Courses would stand to anyone but, hands-on experience is best
Advice from the two wardens to people wishing to become a dog warden? For young people, Cabrini would advise them to become volunteers with the local SPCA or veterinarian centres to get experience. “You can do animal welfare courses. They would stand to anyone but, hands-on experience is best—volunteer with a groomer from a young age for a few hours in the evening or at weekends”.
John’s advice is that if you love animals, go into a voluntary situation and see if you are suited for that career.
* “Control of Dogs Act 1986 (as amended)”. The Regulations refer to restricted dog breeds that must be kept on a strong lead or chain not longer than 2 metres, muzzled and led by someone over 16 when it public. There are 11 restricted breeds including German Shepherd, Doberman, Rottweiller, Pit Bull Terrier, Staffordshire Bull Terrier. Akita, Japanese Tosa, Rhodesian Ridgeback etc.
All dogs must be licenced, microchipped & registered, kept under control when in public and the owner must clean up after their dog if it fouls in public.
My sincere thanks to Dog Warden John Colfer and Cabrini Desmond, Hugh Maguire (Environment Officer, Wexford County Council), Rev Conor O’Reilly for their contribution to this blog. Very much appreciated. JC
All Images and Original Text © All Rights Reserved-Jim Campbell 2021
About the author
Jim Campbell is an Irish photographer, freelancer and photojournalist. Campbell has being contemporary photographer for more than two decades.
A native of Wexford town in the south-east of Ireland, Campbell studied photography in the Dublin Institute of Technology before going to work with a newspaper.
Since 1998 he has been working with local and national papers in Ireland and the UK. His work has appeared in publications globally including newspapers, magazines and online publications.

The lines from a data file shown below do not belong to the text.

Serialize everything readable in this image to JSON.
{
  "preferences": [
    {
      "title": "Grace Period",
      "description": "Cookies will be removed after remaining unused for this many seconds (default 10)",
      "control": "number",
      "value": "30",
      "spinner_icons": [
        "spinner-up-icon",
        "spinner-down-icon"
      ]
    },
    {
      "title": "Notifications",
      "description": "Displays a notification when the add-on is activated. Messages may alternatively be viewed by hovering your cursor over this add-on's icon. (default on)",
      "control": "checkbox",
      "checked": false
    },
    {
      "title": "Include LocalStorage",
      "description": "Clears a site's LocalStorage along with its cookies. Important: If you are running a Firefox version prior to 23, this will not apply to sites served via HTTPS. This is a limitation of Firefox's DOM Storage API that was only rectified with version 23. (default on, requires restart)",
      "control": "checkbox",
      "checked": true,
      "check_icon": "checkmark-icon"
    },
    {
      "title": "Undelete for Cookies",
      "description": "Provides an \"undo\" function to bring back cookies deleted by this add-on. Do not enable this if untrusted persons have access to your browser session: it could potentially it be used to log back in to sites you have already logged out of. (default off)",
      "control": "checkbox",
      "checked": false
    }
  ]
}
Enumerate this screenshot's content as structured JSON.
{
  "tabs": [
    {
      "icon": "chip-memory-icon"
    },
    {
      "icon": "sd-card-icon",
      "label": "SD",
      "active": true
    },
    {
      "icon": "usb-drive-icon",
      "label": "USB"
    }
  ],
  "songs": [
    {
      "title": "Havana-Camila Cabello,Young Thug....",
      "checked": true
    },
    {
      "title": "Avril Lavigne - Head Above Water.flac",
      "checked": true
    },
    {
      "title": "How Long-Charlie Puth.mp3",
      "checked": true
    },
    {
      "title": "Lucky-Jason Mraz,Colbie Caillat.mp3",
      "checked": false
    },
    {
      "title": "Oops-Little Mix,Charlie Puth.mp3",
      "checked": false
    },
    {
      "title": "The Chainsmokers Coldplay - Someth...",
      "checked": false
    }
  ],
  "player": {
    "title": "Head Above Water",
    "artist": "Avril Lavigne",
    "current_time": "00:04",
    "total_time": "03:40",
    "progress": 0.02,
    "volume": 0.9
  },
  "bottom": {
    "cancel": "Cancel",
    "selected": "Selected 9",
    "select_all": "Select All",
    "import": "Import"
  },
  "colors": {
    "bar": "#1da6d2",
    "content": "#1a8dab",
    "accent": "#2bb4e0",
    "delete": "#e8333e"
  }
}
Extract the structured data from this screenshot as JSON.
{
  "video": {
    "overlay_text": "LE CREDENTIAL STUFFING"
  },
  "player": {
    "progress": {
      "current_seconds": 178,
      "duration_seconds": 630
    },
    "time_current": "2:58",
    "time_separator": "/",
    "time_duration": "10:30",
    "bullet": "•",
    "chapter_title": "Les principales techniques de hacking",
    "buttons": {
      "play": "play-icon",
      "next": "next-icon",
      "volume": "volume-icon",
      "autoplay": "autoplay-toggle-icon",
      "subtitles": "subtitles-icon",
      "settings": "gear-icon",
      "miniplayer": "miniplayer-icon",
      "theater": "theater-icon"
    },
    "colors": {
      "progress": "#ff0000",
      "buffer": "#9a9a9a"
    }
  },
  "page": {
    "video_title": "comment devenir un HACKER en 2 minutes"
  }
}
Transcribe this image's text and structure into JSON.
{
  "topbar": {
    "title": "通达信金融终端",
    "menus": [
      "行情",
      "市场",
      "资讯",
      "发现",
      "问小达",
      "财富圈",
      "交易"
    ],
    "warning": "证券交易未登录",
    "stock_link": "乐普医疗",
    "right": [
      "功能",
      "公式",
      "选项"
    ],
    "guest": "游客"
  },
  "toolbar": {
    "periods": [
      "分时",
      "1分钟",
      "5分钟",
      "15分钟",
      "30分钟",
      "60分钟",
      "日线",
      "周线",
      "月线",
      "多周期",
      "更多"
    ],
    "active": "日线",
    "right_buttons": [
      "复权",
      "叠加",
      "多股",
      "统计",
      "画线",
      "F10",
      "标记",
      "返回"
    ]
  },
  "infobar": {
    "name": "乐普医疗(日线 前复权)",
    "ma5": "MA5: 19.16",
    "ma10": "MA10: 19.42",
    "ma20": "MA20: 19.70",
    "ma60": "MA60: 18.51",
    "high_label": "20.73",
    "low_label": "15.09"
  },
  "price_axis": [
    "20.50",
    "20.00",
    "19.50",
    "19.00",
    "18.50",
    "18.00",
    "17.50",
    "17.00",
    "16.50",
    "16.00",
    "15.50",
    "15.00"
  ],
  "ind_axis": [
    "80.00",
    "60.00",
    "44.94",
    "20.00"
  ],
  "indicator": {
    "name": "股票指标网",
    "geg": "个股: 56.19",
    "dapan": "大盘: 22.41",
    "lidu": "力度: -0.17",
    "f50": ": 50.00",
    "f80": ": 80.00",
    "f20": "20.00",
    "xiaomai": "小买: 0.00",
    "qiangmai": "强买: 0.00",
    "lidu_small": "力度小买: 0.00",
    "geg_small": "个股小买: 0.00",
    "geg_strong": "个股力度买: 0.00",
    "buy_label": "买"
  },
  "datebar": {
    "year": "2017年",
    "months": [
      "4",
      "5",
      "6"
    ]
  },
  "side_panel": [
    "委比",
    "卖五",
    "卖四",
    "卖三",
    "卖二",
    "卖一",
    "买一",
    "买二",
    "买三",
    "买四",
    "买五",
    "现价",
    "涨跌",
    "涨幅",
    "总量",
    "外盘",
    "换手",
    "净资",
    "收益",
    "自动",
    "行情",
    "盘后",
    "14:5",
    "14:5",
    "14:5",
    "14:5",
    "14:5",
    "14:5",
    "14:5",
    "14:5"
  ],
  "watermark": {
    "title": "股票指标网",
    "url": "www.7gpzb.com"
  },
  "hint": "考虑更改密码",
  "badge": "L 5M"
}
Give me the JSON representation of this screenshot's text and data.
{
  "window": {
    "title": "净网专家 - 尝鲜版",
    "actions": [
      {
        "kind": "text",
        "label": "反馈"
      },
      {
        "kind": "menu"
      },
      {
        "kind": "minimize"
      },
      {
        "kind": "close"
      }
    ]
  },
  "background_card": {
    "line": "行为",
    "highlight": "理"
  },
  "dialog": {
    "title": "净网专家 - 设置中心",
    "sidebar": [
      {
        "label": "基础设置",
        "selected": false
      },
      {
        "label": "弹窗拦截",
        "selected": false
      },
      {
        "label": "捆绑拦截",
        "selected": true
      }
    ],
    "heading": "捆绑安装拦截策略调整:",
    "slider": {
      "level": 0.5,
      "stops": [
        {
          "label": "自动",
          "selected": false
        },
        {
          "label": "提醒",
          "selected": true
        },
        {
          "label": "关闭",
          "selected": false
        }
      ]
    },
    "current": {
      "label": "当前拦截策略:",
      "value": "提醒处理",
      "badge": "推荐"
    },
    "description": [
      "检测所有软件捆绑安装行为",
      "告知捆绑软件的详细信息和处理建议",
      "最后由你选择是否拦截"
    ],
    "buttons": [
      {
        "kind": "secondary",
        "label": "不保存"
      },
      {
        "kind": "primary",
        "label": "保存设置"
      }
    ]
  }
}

In 2013 Campbell made his first of what would become many trips to the conflict areas of the world. To observe more on Jim’s work vist the link to his website below.